U.S. Reps. Martin Heinrich, D-N.M., Steve Pearce, R-N.M. and Ben Ray Luján, D-N.M. all signed on as co-sponsors and voted to repeal.
Lujan, Heinrich and Pearce told the Journal the legislation would have hindered job growth and its repeal will aid small businesses that seek contracts with city, state and federal governments.
“Repealing this misguided tax policy will help small businesses and contractors in New Mexico do business with the government, which will allow them to grow and hire more workers,” Heinrich said in a statement.
The law was approved in 2006 and designed to force scofflaws who perform government work but owed taxes to pay up. A stronger political imperative — lawmakers’ desire to show voters they are trying to preserve jobs — drove the repeal Thursday.
Lawmakers approved the legislation 405-16. It still needs Senate approval.

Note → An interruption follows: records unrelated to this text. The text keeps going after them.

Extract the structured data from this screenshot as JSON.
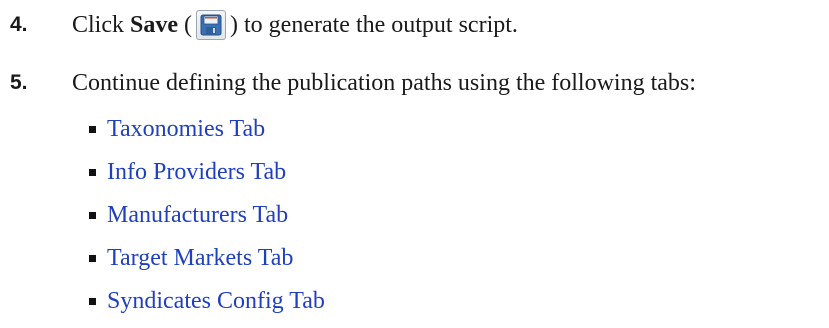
{
  "steps": [
    {
      "number": "4.",
      "prefix": "Click ",
      "bold": "Save",
      "open_paren": " (",
      "close_paren": ")",
      "suffix": " to generate the output script."
    },
    {
      "number": "5.",
      "text": "Continue defining the publication paths using the following tabs:"
    }
  ],
  "links": [
    "Taxonomies Tab",
    "Info Providers Tab",
    "Manufacturers Tab",
    "Target Markets Tab",
    "Syndicates Config Tab"
  ],
  "icons": {
    "save": "save-floppy-icon"
  },
  "colors": {
    "link": "#1f3fbf",
    "bullet": "#111111"
  }
}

The government would lose an estimated $11 billion by repealing the law. But accompanying language approved by the House would make up for that loss by making it harder for hundreds of thousands of lower- and middle-income people to qualify for Medicaid under Obama’s health care overhaul law.
It was approved 262-157.